* consistently more stage directions, with assistance on who is addressing whom, who is front-stage, upper-stage, kneeling, armed, motioning etc.Read more ›
Having said that, to get your feet wet there are a few good biographies and I like the Anthony Burgess book "Shakespeare" that is an easy read and just over 200 pages long. Also there are a few other books and tour guides such as the new DK guide with lots of maps and photos. Then there are books such as Boyce's book "Shakespeare A to Z".
But I think the crown jewel of the books available is the present book almost 3500 pages long with CD which rises head and shoulders above anything else on the market. It is simply an excellent book by a group of highly qualified editors using the resources of Oxford. Obviously it can be improved but as of now it is the leader
However, this book is very poorly and cheaply bound. Mine is brand new, and the hardcover is very loose and floppy, and the binding was coming unglued before I even took it out of the box. This is such a large book that I'm sure this is not going to end well if I actually attempt to use it (which I would like to do). Unfortunately, it arrived wrapped in plastic, and now that I've opened it I cannot return it. I am displeased. For the amount of money that this book costs, it should be at least semi-quality.
My only criticism is the thin pages in such a thick book. It really needs to be in several volumes and with comb bound or wire bound edition to allow it to lie flat on the desk or table whilst you are studying. Humping the all-in-one bound version is great for weight training but you need great resolve to attempt to take it on holiday! Good luck.
Most Recent Customer Reviews
Thanks so much, the book was in lovely condition and exactly what I needed in order to start university in September! Thanks again!Published 13 months ago by Ella
Well worth investing in one of these. It will last you a life time and you can keep referring back to it.Published 17 months ago by Gabriella tavini
Bought for OU work therefore what I expected. Prompt delivery; glad I didn't have to pay p & p as very heavy!Published 21 months ago by essieb
Excellent - well worth the money. A must for any Shakespearean scholar or fan - informative, yet readable intro and a real quality feel to the whole bookPublished 22 months ago by Nicola Macaulay-smith
A must have for any literature student or any fan of Shakespeare. It has all of his works, with wonderful notes that will help you understand the context of a sonnet, or a play in... Read morePublished on 16 Feb. 2014 by C. Z. Menino
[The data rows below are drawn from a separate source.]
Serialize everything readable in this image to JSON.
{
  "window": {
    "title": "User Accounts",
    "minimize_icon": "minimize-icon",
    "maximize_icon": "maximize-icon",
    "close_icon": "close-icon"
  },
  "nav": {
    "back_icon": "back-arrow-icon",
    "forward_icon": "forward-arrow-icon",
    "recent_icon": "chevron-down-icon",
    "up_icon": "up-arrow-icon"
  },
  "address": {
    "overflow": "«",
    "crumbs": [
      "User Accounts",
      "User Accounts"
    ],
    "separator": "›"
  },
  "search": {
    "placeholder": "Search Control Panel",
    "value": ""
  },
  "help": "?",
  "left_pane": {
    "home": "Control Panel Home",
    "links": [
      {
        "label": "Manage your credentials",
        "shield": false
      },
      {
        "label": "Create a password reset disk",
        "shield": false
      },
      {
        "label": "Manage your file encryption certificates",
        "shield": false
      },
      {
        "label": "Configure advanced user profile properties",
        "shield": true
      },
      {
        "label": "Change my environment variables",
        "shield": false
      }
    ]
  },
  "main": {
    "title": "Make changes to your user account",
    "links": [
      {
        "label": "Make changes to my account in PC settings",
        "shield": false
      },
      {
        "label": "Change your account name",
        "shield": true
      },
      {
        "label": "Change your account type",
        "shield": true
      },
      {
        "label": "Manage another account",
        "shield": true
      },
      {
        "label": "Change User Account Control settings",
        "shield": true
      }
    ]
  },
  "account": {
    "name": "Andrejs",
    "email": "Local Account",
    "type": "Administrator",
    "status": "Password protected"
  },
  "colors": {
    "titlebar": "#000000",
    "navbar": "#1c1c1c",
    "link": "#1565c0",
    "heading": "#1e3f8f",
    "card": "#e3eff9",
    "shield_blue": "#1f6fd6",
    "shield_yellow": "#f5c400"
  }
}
Great momento after my Open Uni Shakespeare: Text & Performance course is over, but very unwieldy to cart around/study from. Read morePublished on 18 Sept. 2013 by Rebecca Heal
The Norton Shakespeare: Based on the Oxford Shakespeare
If you are buying this for Open University module AA306, beware of this first edition. Read more
I bought this because its a set book on an Open University course I'm taking next year. I'm glad I bought it.Published on 23 Nov. 2012 by Aseret